A lottery is a game where participants pay a small amount of money for the chance to win a large sum of money. It is one of the most popular forms of gambling in the world, and it can be addictive. The money raised by lotteries is often used to help improve public services, but it can also be misused or abused.
In the US, most states offer a lottery, and many of them have huge jackpots. Some even have a minimum payout of $10 million or more. But is playing the lottery really a wise financial decision? Here’s what you need to know before making a decision.
People who play the lottery have a hard time grasping how much of their money is being spent on chances that are based entirely on luck.

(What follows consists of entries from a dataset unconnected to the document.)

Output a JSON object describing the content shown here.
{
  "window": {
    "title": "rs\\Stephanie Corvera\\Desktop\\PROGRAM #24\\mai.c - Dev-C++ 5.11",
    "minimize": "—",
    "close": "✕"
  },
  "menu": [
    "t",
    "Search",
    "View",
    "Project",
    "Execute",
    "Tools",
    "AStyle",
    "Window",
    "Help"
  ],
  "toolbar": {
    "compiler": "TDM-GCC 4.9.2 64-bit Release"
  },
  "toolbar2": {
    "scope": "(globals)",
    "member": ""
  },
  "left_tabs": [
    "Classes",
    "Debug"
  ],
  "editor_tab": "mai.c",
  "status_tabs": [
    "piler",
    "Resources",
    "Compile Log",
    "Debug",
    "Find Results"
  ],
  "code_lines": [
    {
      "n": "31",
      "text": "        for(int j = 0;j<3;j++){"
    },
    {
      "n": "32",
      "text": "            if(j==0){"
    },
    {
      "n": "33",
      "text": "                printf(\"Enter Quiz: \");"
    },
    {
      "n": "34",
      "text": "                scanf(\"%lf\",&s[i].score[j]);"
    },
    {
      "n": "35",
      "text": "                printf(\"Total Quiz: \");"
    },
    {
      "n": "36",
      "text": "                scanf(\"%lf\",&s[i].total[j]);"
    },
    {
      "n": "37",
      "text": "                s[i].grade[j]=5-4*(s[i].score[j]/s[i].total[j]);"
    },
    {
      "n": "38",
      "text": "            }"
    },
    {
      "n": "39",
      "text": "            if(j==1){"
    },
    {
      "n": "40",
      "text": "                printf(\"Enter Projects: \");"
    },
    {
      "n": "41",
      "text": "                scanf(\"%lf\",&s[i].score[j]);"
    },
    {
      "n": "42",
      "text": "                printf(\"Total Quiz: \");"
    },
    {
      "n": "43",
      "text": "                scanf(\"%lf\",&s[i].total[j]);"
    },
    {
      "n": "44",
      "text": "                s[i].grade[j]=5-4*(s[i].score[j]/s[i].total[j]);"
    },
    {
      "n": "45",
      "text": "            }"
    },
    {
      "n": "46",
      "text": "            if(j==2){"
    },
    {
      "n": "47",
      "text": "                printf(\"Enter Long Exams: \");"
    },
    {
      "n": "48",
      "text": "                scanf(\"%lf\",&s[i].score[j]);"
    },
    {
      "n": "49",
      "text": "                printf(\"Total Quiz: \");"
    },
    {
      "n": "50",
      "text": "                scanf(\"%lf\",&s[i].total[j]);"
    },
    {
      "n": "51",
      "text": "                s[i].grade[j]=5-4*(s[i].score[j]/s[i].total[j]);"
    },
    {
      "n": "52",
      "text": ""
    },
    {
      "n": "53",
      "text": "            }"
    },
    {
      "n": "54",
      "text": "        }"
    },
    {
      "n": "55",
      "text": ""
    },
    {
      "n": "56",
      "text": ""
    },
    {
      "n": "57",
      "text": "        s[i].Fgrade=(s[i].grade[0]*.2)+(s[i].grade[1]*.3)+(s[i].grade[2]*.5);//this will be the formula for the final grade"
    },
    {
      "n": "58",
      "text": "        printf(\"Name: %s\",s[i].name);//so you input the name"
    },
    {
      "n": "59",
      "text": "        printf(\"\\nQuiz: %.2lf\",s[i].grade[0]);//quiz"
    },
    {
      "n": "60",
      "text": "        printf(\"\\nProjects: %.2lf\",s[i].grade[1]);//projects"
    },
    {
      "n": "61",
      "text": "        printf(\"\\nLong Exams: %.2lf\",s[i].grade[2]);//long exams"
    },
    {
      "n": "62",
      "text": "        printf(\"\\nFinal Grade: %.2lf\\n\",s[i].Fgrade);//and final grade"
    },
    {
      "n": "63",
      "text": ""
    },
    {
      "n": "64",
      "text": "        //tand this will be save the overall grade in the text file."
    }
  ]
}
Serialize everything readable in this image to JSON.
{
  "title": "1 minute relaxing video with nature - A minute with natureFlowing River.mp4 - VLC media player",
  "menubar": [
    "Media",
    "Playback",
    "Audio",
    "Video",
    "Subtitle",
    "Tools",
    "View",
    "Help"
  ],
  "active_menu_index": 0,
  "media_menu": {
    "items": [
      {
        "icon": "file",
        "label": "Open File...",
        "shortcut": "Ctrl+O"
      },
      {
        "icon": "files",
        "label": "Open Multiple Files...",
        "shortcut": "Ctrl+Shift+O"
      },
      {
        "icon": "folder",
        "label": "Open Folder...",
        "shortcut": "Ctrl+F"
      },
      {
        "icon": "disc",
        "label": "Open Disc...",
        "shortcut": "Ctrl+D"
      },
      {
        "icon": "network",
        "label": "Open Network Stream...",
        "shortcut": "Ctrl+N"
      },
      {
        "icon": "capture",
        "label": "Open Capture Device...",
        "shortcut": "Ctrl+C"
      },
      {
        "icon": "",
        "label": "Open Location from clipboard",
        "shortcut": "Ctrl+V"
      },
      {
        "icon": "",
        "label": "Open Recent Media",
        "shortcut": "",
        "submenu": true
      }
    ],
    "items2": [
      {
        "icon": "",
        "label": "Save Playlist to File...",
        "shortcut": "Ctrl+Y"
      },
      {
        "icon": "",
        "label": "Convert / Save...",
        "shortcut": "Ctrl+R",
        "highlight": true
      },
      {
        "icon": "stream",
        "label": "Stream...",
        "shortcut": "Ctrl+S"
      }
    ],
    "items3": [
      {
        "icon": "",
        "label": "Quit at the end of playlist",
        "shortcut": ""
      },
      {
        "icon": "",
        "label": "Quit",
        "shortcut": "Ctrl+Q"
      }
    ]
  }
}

They are attracted to games with large prize pools and high odds, and they believe that winning the big prizes will transform their lives. They are attracted to the idea that they can buy a home, or pay for their children’s education, by spending just a few dollars on a ticket. They are swayed by advertising and stories about the people who have made it big in the lottery, and they are convinced that they can use their winnings to achieve their dreams.
Despite the fact that the odds of winning are extremely slim, some people still spend millions of dollars on tickets. The problem is that this is money that could be put toward more productive things, like a down payment on a house or paying off credit card debt. Americans spend $80 billion on lotteries every year, and that money could be going to better uses. Here are some of the biggest reasons why it’s important to reconsider your lottery habits.
A lottery is a game where winners are chosen by drawing lots. Traditionally, the prizes have been cash or goods. More recently, a percentage of the ticket sales is awarded to the winner. This arrangement has the advantage of avoiding risk for the organizer, but is often less attractive to bettors.
To be considered a lottery, there must be some way to record the identities of the bettors and the amounts staked. This can be done by requiring each bettor to write his or her name and number on the ticket. The tickets are then deposited with the lottery organization for later shuffling and selection in the drawing. The lottery organizers must also calculate the costs of organizing and promoting the lottery, which must be deducted from the pool before the winner is selected.
The word lottery is derived from the Middle Dutch loterie, which means “action of drawing lots.” This was a common method of allocating jobs and other resources in Europe in the early modern period. In the US, the term has also come to refer to a type of gaming that is similar to bingo but uses different rules.